All authors eventually face this at some level. My Waterloo was the phrase, "kick butt," which I penned in the original manuscript for my book, Imagine That, to humorously describe a scene from the seventies TV show, "Kung Fu." Late in the editing process, my publisher asked that I change the phrase to something more benign, like "beat up." While it wasn't a deal-breaker by any means, I felt that their phrase completely loses the meaning of what I was trying to say. So we compromised with the term "whomp" which is a made-up word—and an inside joke that they didn't get—coined in the Saturday morning cartoon, "Recess." (If you have ten minutes to spare, I highly recommend this clip for some surprisingly refreshing perspective.)
I've blogged before on the importance of being honest in our art.
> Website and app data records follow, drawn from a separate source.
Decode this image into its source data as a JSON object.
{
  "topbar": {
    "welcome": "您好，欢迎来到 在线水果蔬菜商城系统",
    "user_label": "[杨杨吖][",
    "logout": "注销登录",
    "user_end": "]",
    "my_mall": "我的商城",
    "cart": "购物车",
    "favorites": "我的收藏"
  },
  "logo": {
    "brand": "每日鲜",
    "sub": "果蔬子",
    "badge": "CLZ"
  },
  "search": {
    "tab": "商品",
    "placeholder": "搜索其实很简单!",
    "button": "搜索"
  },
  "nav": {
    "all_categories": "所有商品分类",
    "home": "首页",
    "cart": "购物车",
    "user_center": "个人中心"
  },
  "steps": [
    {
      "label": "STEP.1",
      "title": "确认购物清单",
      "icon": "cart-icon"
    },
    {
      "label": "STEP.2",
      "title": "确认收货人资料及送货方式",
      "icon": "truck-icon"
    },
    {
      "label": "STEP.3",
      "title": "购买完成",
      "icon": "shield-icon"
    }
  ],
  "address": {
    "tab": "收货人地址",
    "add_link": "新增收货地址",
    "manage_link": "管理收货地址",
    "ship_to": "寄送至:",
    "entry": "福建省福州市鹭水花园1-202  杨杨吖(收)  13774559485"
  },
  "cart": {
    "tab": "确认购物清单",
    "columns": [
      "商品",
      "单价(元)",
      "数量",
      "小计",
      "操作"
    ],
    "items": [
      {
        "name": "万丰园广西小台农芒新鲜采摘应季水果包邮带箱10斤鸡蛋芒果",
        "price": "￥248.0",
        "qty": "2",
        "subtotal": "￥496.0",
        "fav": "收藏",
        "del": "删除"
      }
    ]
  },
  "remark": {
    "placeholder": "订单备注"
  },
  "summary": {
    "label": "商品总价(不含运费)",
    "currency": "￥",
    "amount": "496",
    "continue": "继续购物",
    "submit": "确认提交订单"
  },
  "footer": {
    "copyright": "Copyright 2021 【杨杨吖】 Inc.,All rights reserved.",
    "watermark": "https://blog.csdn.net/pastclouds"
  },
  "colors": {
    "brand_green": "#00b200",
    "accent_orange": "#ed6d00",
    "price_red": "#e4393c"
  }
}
Artist Edward Knippers states, “The believer’s art should be rooted in the rich soil of believing that humanity is far worse off than we think and God’s grace extends far beyond what we can imagine.” Art, if it aspires to Truth, must be real in portraying the realities of a sin-bathed world as well as God's great love for that world. If this is true, then being truthful to these realities must occasionally mean that we will use words like "vagina" and "butt" and other vulgarities. Certainly the Bible—the divinely-inspired but also R-rated Story of God in the universe—does not shy away from such realities.
Or to be more crass, let me quote Rachel Evans herself: "...if Christian bookstores stuck to their own ridiculous standards, they wouldn’t be able carry the freaking Bible."
Which brings me to the second thing, money. Christian publishers, like all publishers, are motivated primarily by finances. They have to be. They are in the business of selling books, and the people who run these businesses have mortgages to pay and families to feed. So loss of sales becomes this unspoken but all-pervasive threat that Christian publishers always feel. The easy road for publishers is to simply avoid the controversies, the boundary markers, which might stir up the conservative segments of their audiences. To state the obvious, we as authors and readers must understand that the Christian book industry primarily functions—for better and for worse—as an industry. And one corollary to that is that the best books are not always published, but the most popular (and often benign) books most certainly are.
So where does that leave us? Ultimately, we Christians finds ourselves squarely along the path of missing the point once again. Evans' book will not be known for what it was written for — as an experiment in Christian complementarianism — but as "the vagina book." Those conservatives who oppose the book will unwittingly add to its sales, fueled by a titillated public. Christian evangelicals have once again displayed that we define ourselves according to what we are against, not what we are for. And the secular public and media will have one more excuse to poke fun at the ignorant Christians.